AHF said its Sierra Leone staff first came to the WHO last July for advice on suspected Ebola patients in its HIV clinics, but received "a close to nothing" response.

Stewart M. Patrick, senior fellow and program director of international institutions and global governance at the Council on Foreign Relations, pointed out in a recent blog post that the WHO only declared the epidemic a Public Health Emergency of International Concern (PHEIC) in August, after more than a thousand people died.

The WHO itself has admitted to its poor response. Last month, director-general Margaret Chan stated that the epidemic "overwhelmed the capacity of WHO."
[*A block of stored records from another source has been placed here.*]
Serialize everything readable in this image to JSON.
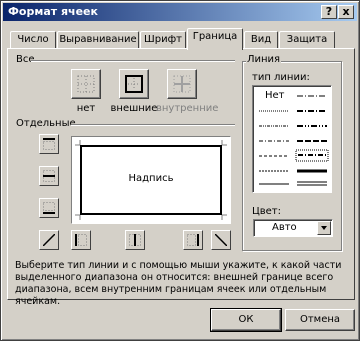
{
  "window": {
    "title": "Формат ячеек",
    "help_glyph": "?",
    "close_glyph": "x"
  },
  "tabs": [
    {
      "label": "Число"
    },
    {
      "label": "Выравнивание"
    },
    {
      "label": "Шрифт"
    },
    {
      "label": "Граница",
      "active": true
    },
    {
      "label": "Вид"
    },
    {
      "label": "Защита"
    }
  ],
  "presets": {
    "section_label": "Все",
    "none_label": "нет",
    "outline_label": "внешние",
    "inside_label": "внутренние"
  },
  "borders": {
    "section_label": "Отдельные",
    "preview_text": "Надпись"
  },
  "line": {
    "section_label": "Линия",
    "type_label": "тип линии:",
    "none_item": "Нет",
    "color_label": "Цвет:",
    "color_value": "Авто"
  },
  "description": "Выберите тип линии и с помощью мыши укажите, к какой части выделенного диапазона он относится: внешней границе всего диапазона, всем внутренним границам ячеек или отдельным ячейкам.",
  "buttons": {
    "ok": "ОК",
    "cancel": "Отмена"
  },
  "colors": {
    "titlebar_start": "#0a246a",
    "titlebar_end": "#a6caf0",
    "face": "#d4d0c8"
  }
}
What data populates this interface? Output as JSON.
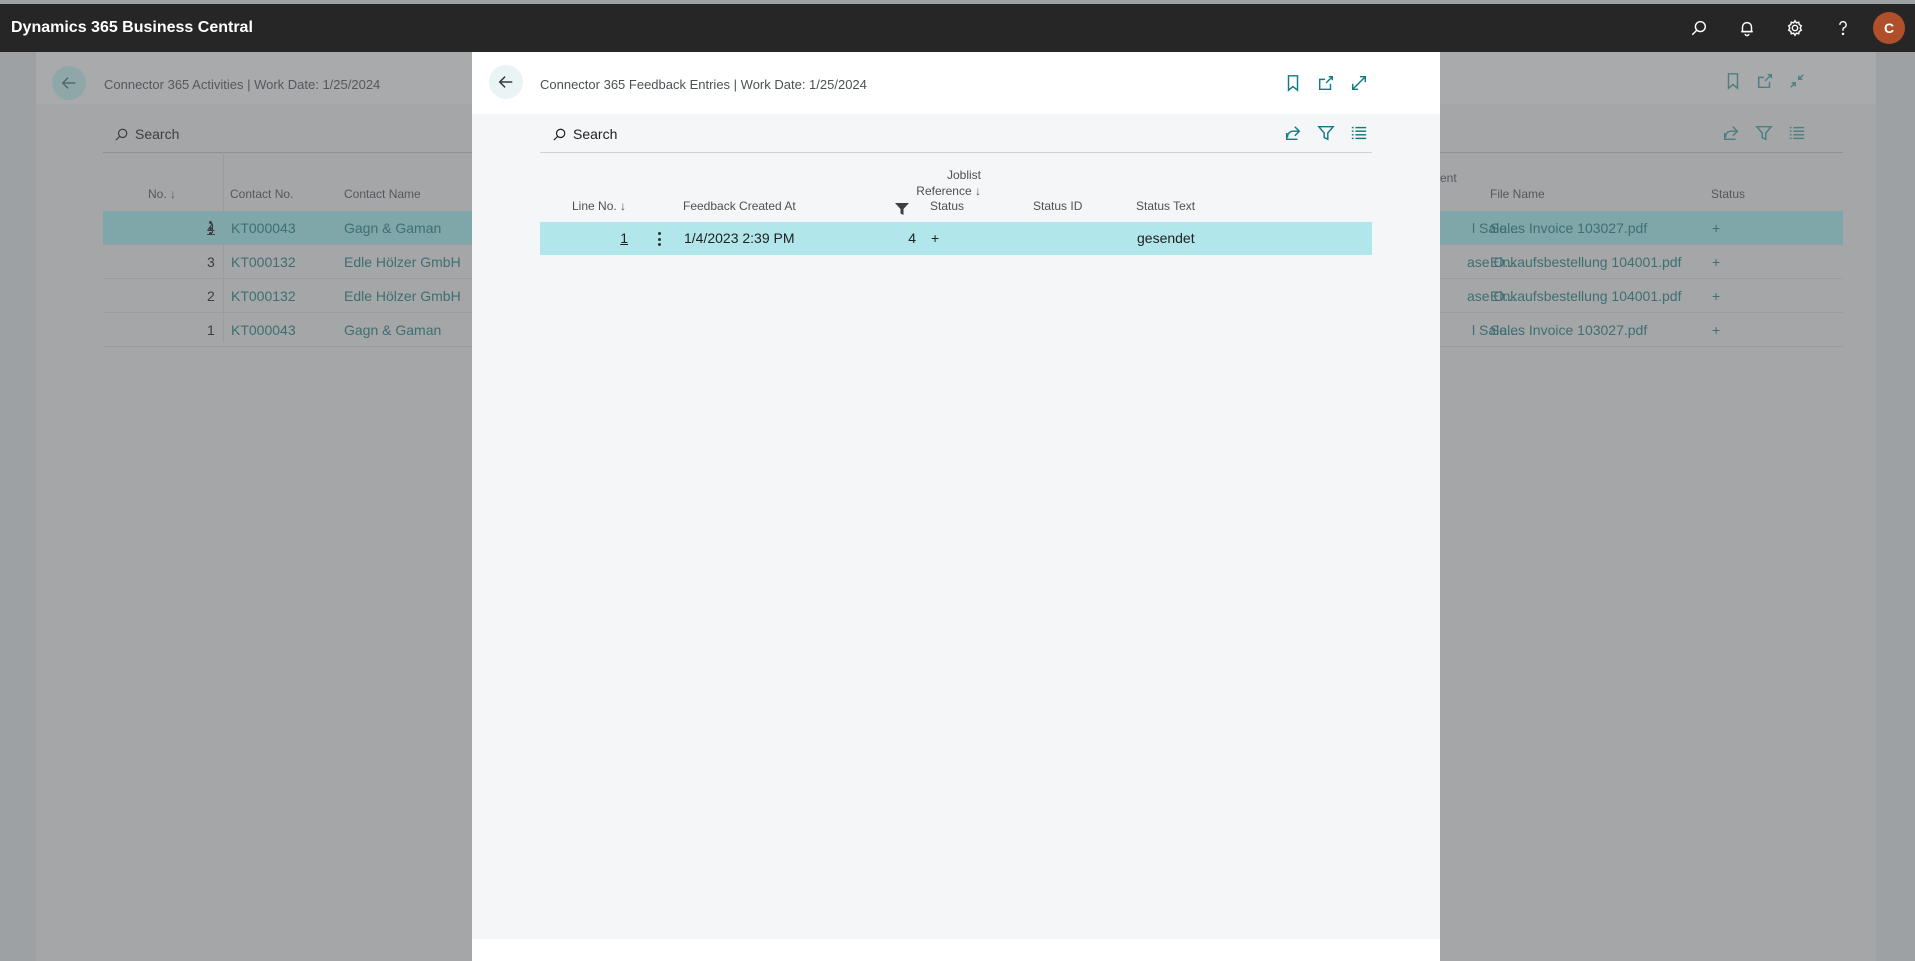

Meanwhile, an internal WHO memo obtained by the Associated Press last year said "nearly everyone involved in the [Ebola] outbreak response failed to see fairly plain writing on the wall ... a perfect storm was brewing, ready to burst open in full force."

New role

Alongside Chan's resignation, AHF recommends that the WHO's recent creation of a Contingency Fund for Outbreaks should be managed by a separate financial mechanism that has experience with funding other global transmittable diseases.

"The international community needs to re-envision the new role for WHO. Following a leadership transition, WHO should swiftly start a comprehensive reform process of the entire institution so that it may become more efficient and responsive, especially in times of crisis."

WHO has not yet responded to CNBC's request for a comment.